How to measure and design closets and cabinets to ceiling using crown moulding — with spectacular results!
Custom closets and cabinets offer the owner many opportunities to tailor-make the storage to suit their own home and needs. One such opportunity is the ability to run the cabinets, shelving, and even hanging rods to the ceiling. The best way to create a storage system with a furniture quality look that goes all the way to the ceiling is by using crown moulding for cabinets and closets.
A standard closet system is 84-inches. These standard closets and cabinets stop short of the ceiling so that the top of the unit can be used as an additional storage shelf. However, some people want their storage to take advantage of every usable inch. Therefore, they run the cabinets and closet systems to the full 96-inches.
This can be tricky, as ceilings, like walls, are rarely perfectly straight. Proper measuring is critical to make it work.
How to Measure
Measure the distance between the floor and the ceiling as you would a wall — in a minimum of three places. Measure on each side and also in the middle. When you take the middle measurement, make sure you are measuring in a straight, not angled line by using your tape measure to come out the proper distance along the ceiling and then along the floor. You may want measure in more than 3 places for ceiling height if the wall is more than 8 feet long and you plan to run your cabinet up to the ceiling. Always use the shortest measurement for your height.
How to Determine Height of Cabinet or Closet

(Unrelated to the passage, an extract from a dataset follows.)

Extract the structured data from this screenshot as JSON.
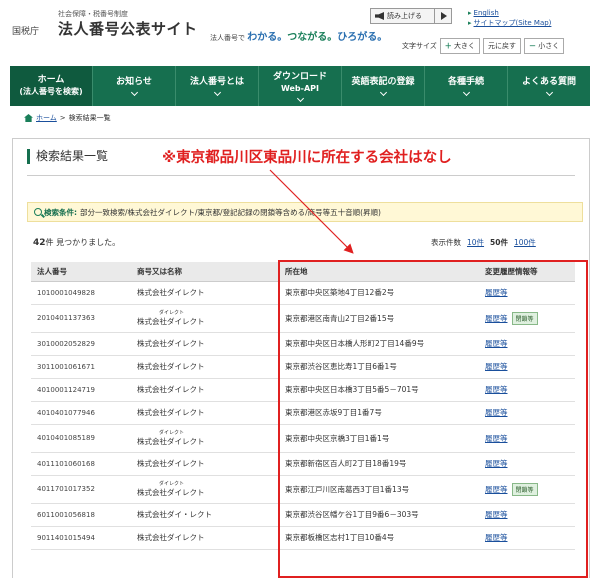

When we build to the ceiling, we usually stop our cabinets and organization systems about 2-5 inches shy of the ceiling and cover the gap using crown moulding. The amount of space you need to leave open will depend on the size and profile of the crown you select. The moulding is installed on-site after the cabinets are in place. It is relatively easy to adjust the moulding to conform to a slightly slanted ceiling. If the ceiling has dips, it is easier to scribe the moulding rather than the cabinet. Cabinets and closet systems are usually cut in a factory to exact measurements and will always be at exactly 90-degree angle from the floor (If the floor is irregular, use shims).
If ceiling irregularities are slight, you can caulk rather than scribe the moulding. If irregularities are quite severe, do not build your storage system flush to the ceiling. It is better to design your cabinets a little shorter. Leave an intentional space of 2 or more inches between the top of the moulding and the ceiling. This gap will draw less attention to a severe irregular pitch than any attempt to caulk or scribe.
For more information on measuring, please consult our Measuring Guidelines page.
How to Install Crown Moulding on Top of a Cabinet or Closet
There are two ways to install crown moulding depending on whether you are working with a suspension rail or other system for securing the storage system to the wall and studs.
Cabinets and Closets with a Suspension RailIn order to hide the rail and suspension brackets, 4-inch crown must be used. To hide the rail that supports the closet or cabinet, design the vertical panels to extend 4-inches above the rail. The top shelf or top of the cabinet should sit just below the rail. Attach a cleat to the top front of the storage system, hiding the rail from view. Nail the crown to the front edge of the vertical panels and cleat using pin nails.
Use an L-Valance for Cabinets and Closets without a Suspension RailIf hiding a suspension rail is not a concern, use the L-valance method to install your crown moulding. With this method, the top of the cabinet runs to the top edge of the vertical panels, just as with a piece of furniture. Make an L-shaped valance out of two wooden cleats. The front of the “L” should extend 1/8-inch below the bottom of the “L.” (See diagram below). Attach the horizontal part of the “L” to the top of your cabinet. Push your crown moulding to the ceiling and attach to the vertical part of the “L.”
If you want a very modern look, use flat crown. Flat crown is basically a wooden cleat/piece of wood that is similar to but thinner than the standard 2×4. You will get a better result with your flat crown if your stair step two or more smaller pieces of flat crown. Scribe or caulk to the ceiling if you don’t want to see any gap.
It takes a little more time to install a closet or cabinet with crown moulding, but the result is worth the effort. Your cabinet or closet will have the look of a fine piece of built-in furniture. You will also gain more storage by extending beyond the standard 84-inch closet system. Whether you are going for looks or simple practicality, you’re sure to win when you design your closets and cabinets to the ceiling using crown moulding.